experimentation, trials, testing, benchmarking and analysing.
Optimising does not affect your warranty.
main reasons we believe that people overclock are (in order of
The "My PC is faster than yours" brigade: Usually young
people fighting for bragging rights. It's common for an individual
to spend several days overclocking and running benchmarks on his
graphics card in order to gain a fraction of 1% in extra
performance so he can boast online to friends and foes about his
benchmark score ...or the number of frames per second he's getting
in his favourite game.
The "I'm entitled to more performance for my money"
mentality: Manufacturers, like Intel, often underclock
products. Processors, for example, may be sold with different
rated speeds even though they were all made on the same day, the
same die, and to the same specs. When they come off the
manufacturing line the units that fail quality tests for faster
speeds are then tested at lower speeds. When they are found to be
stable at a certain speed they are marked down and sold as
processors rated to that lower speed. Anybody who believes that
this marking down is purely a marketing gimmick to create product
differences may pay less for a lower spec 8 GHz (fictional number)
processor and attempt to overclock it to the more expensive 10 GHz
Cheats: Companies competing for business have been known to
artificially inflate the performance of PCs they've manufactured
to gain an unfair advantage over their competitors in reviews.
Fortunately, this is not seen often but you'd be surprised at how
this cheating is not limited to small town or fly-by-night
merchants. Big names like ATI and nVidia have been very publicly
accused of cheating in the mainstream IT press.
Idiots: Heard about the gizmo that could convert black and white
TVs to coloured TVs? There are plenty of the modern day
equivalents around. And there are always suckers who'll pay £10
for a widget that will make their £80 processor run (supposedly)
as fast as an £800 one.
Work related - The PC engineer or technician doing research work:
The extent to which a product can be stretched sometimes does
predict it's long term stability running at rated speed.
parts can generally be overclocked?
(processors), motherboards, and video cards are the most common
targets. AMD CPU overclocking is probably the most discussed
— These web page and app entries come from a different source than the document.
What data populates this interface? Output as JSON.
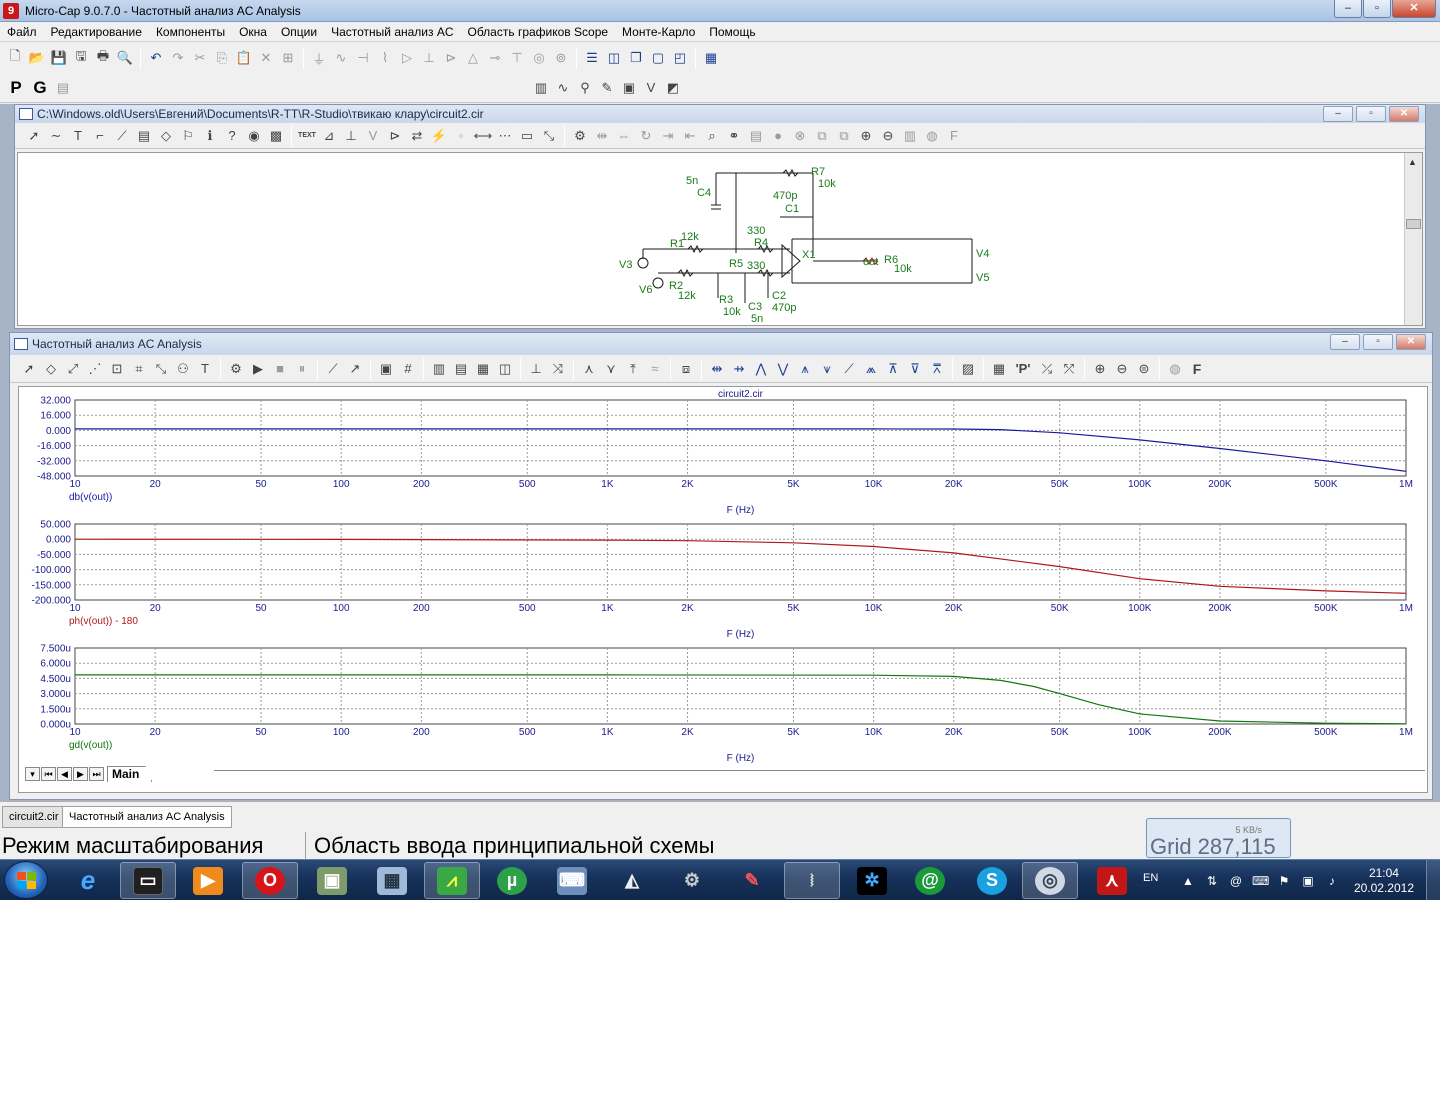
{
  "window": {
    "title": "Micro-Cap 9.0.7.0 - Частотный анализ AC Analysis",
    "app_icon_letter": "9",
    "minimize": "–",
    "maximize": "▫",
    "close": "✕"
  },
  "menu": [
    "Файл",
    "Редактирование",
    "Компоненты",
    "Окна",
    "Опции",
    "Частотный анализ AC",
    "Область графиков Scope",
    "Монте-Карло",
    "Помощь"
  ],
  "toolbar2": {
    "p_label": "P",
    "g_label": "G"
  },
  "schematic": {
    "title": "C:\\Windows.old\\Users\\Евгений\\Documents\\R-TT\\R-Studio\\твикаю клару\\circuit2.cir",
    "text_tool": "TEXT",
    "labels": {
      "c4_val": "5n",
      "c4": "C4",
      "r7": "R7",
      "r7_val": "10k",
      "c1_val": "470p",
      "c1": "C1",
      "r4_val": "330",
      "r4": "R4",
      "r1": "R1",
      "r1_val": "12k",
      "x1": "X1",
      "v3": "V3",
      "r5": "R5",
      "r5_val": "330",
      "out": "out",
      "r6": "R6",
      "r6_val": "10k",
      "v4": "V4",
      "v5": "V5",
      "v6": "V6",
      "r2": "R2",
      "r2_val": "12k",
      "r3": "R3",
      "r3_val": "10k",
      "c3": "C3",
      "c3_val": "5n",
      "c2": "C2",
      "c2_val": "470p"
    }
  },
  "analysis": {
    "title": "Частотный анализ AC Analysis",
    "p_button": "'P'",
    "f_button": "F",
    "main_tab": "Main"
  },
  "chart_data": [
    {
      "type": "line",
      "title": "circuit2.cir",
      "xlabel": "F (Hz)",
      "x_scale": "log",
      "xlim": [
        10,
        1000000
      ],
      "x_ticks": [
        "10",
        "20",
        "50",
        "100",
        "200",
        "500",
        "1K",
        "2K",
        "5K",
        "10K",
        "20K",
        "50K",
        "100K",
        "200K",
        "500K",
        "1M"
      ],
      "ylim": [
        -48,
        32
      ],
      "y_ticks": [
        "32.000",
        "16.000",
        "0.000",
        "-16.000",
        "-32.000",
        "-48.000"
      ],
      "grid": true,
      "series": [
        {
          "name": "db(v(out))",
          "color": "#1a1aa0",
          "x": [
            10,
            100,
            1000,
            10000,
            20000,
            30000,
            50000,
            100000,
            200000,
            500000,
            1000000
          ],
          "y": [
            1.6,
            1.6,
            1.6,
            1.6,
            1.5,
            0.8,
            -2.5,
            -10,
            -19,
            -32,
            -43
          ]
        }
      ]
    },
    {
      "type": "line",
      "xlabel": "F (Hz)",
      "x_scale": "log",
      "xlim": [
        10,
        1000000
      ],
      "x_ticks": [
        "10",
        "20",
        "50",
        "100",
        "200",
        "500",
        "1K",
        "2K",
        "5K",
        "10K",
        "20K",
        "50K",
        "100K",
        "200K",
        "500K",
        "1M"
      ],
      "ylim": [
        -200,
        50
      ],
      "y_ticks": [
        "50.000",
        "0.000",
        "-50.000",
        "-100.000",
        "-150.000",
        "-200.000"
      ],
      "grid": true,
      "series": [
        {
          "name": "ph(v(out)) - 180",
          "color": "#b01818",
          "x": [
            10,
            100,
            1000,
            2000,
            5000,
            10000,
            20000,
            50000,
            100000,
            200000,
            500000,
            1000000
          ],
          "y": [
            0,
            -0.5,
            -3,
            -5,
            -12,
            -24,
            -45,
            -90,
            -130,
            -155,
            -170,
            -178
          ]
        }
      ]
    },
    {
      "type": "line",
      "xlabel": "F (Hz)",
      "x_scale": "log",
      "xlim": [
        10,
        1000000
      ],
      "x_ticks": [
        "10",
        "20",
        "50",
        "100",
        "200",
        "500",
        "1K",
        "2K",
        "5K",
        "10K",
        "20K",
        "50K",
        "100K",
        "200K",
        "500K",
        "1M"
      ],
      "ylim": [
        0,
        7.5
      ],
      "y_ticks": [
        "7.500u",
        "6.000u",
        "4.500u",
        "3.000u",
        "1.500u",
        "0.000u"
      ],
      "grid": true,
      "series": [
        {
          "name": "gd(v(out))",
          "color": "#117711",
          "x": [
            10,
            100,
            1000,
            10000,
            20000,
            30000,
            40000,
            50000,
            70000,
            100000,
            200000,
            500000,
            1000000
          ],
          "y": [
            4.85,
            4.85,
            4.85,
            4.82,
            4.7,
            4.3,
            3.7,
            3.0,
            1.9,
            1.0,
            0.3,
            0.08,
            0.02
          ]
        }
      ]
    }
  ],
  "doc_tabs": [
    "circuit2.cir",
    "Частотный анализ AC Analysis"
  ],
  "status": {
    "mode": "Режим масштабирования",
    "area": "Область ввода принципиальной схемы",
    "grid": "Grid 287,115",
    "rate": "5 KB/s"
  },
  "taskbar": {
    "lang": "EN",
    "time": "21:04",
    "date": "20.02.2012"
  }
}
on the internet. Overclocking AMD Athlon processors is considered
by many to be a kind of entry point to more dangerous overclocking.
Overclocking the video card seems to also be very popular
(particularly among the gaming community)
do you overclock a PC?
are numerous sites covering the "hobby" of overclocking.
overclocking section and whole sites like Extreme
Overclocking devoted to little else.
are the risks of overclocking?
could blow yourself up :-) That doesn't happen a lot but
overclocking components does cause them to generate more heat. If
adequate extra heat dissipation hasn't been factored in the part
could burn out. It's not impossible for PCs to catch fire, then
all you need is a curtain in close proximity.... ;-)
main risk you need to worry about though is the warranty.
Overclocking often ruins products. Even if it doesn't ruin the
component it will definitely lower it's life expectancy.
Manufacturers have very clever ways of examining a burnt out
product and deducing what caused the problem. And they won't
compensate you with a replacement part if they suspect that you
ran their product beyond it's rated capacity/speed. And the part may not
burn out immediately, it may happen in weeks or months.
not. Overclocking in most cases is just juvenile, silly and a
waste of time. And don't bother writing in to tell us that
overclocking roolz. You
won't get a reply :-)
you provide an overclocking service?
have the UK's top experts optimising our PCs. That is why we have
an enviable track record for performance computers. (This
is what some of the experts have said).
leave the overclocking to the boy racers and we'll continue to
product the optmised performance PCs that we are so famous for.
The fact that they also beat overclocked machines by a wide margin
provides us with immense satisfaction and results in you, the
customer, having more performance for a lot less money. It also
results in you not losing any of your warranty rights (as happens
with overclocked parts).
to the PCs that don't ever need overclocking to run fast >>